__Exercise inputs__

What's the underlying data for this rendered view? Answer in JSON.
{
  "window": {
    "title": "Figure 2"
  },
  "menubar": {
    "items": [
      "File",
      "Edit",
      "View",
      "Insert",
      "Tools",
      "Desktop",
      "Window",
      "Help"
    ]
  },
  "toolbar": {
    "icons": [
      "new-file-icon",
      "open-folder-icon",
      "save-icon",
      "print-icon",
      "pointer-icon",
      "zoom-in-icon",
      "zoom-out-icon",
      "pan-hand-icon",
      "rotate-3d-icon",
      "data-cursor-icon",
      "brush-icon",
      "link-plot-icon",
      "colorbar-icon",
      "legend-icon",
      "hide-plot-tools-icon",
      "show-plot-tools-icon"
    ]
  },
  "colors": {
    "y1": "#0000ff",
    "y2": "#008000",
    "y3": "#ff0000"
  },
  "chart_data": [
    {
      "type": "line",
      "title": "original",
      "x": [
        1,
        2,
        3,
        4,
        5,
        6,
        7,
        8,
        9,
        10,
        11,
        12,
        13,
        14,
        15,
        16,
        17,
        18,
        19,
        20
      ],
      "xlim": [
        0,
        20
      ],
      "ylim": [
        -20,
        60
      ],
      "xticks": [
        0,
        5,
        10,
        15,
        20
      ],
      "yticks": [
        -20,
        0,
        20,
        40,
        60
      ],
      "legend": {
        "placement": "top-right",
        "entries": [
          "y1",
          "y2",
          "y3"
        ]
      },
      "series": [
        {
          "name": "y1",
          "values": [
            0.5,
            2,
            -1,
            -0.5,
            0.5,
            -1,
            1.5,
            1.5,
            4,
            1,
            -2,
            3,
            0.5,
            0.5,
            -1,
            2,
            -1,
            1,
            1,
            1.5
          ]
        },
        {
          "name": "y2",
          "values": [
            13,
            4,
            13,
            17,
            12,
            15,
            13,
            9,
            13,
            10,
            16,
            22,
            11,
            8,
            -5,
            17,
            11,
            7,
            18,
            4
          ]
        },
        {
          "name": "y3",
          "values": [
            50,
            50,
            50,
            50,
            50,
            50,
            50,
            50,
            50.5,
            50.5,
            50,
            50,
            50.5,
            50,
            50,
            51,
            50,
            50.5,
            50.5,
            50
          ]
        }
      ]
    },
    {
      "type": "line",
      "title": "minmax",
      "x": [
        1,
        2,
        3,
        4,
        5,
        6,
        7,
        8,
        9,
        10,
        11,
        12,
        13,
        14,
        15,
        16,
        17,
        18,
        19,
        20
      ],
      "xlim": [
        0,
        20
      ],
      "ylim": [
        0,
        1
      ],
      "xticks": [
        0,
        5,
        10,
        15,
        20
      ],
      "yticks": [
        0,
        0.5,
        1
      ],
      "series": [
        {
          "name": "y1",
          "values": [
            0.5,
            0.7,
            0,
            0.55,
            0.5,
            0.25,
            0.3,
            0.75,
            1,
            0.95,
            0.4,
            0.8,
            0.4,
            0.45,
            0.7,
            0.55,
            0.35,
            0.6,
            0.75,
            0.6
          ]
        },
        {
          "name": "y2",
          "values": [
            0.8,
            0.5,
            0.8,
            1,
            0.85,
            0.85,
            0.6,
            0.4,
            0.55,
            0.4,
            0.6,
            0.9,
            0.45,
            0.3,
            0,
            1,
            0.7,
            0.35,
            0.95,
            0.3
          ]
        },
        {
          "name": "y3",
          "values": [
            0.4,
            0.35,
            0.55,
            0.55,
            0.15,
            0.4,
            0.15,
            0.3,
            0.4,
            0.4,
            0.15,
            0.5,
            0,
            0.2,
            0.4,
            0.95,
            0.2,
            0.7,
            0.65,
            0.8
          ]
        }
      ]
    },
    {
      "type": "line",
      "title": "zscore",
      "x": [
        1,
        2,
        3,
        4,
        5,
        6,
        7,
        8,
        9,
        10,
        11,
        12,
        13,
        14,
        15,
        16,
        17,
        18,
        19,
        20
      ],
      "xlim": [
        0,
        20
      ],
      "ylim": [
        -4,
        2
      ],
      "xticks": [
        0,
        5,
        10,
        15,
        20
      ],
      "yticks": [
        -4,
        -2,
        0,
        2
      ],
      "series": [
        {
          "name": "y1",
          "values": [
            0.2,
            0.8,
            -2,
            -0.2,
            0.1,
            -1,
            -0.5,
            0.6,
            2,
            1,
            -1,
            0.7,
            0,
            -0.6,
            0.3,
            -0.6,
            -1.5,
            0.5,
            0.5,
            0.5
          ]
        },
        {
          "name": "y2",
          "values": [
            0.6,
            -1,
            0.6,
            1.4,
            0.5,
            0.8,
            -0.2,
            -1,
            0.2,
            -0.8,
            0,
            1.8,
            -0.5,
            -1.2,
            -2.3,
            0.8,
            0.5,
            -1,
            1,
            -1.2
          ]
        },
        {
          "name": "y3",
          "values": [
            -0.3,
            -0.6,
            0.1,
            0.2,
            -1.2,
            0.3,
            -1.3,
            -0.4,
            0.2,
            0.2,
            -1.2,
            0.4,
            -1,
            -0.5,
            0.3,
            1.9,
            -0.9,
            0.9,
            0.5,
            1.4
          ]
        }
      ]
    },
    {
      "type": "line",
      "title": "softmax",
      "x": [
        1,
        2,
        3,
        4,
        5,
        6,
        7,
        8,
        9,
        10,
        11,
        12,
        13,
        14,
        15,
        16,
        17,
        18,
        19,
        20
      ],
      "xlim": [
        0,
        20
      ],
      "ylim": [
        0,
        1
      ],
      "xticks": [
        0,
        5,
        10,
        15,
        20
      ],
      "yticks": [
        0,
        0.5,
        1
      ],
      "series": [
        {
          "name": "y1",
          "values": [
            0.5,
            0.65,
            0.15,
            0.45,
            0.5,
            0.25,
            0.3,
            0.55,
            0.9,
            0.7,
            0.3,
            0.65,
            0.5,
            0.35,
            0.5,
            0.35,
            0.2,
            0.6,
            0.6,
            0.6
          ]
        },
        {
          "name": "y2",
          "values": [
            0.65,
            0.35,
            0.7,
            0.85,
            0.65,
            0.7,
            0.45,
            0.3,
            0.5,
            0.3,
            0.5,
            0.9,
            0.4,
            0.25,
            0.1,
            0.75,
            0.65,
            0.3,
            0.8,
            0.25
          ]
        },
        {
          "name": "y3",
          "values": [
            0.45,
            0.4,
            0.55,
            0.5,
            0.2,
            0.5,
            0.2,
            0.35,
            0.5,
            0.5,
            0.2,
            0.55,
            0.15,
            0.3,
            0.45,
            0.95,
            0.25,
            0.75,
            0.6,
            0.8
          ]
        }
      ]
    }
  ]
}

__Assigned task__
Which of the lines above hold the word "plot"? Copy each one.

__Written answer__
      "link-plot-icon",
      "hide-plot-tools-icon",
      "show-plot-tools-icon"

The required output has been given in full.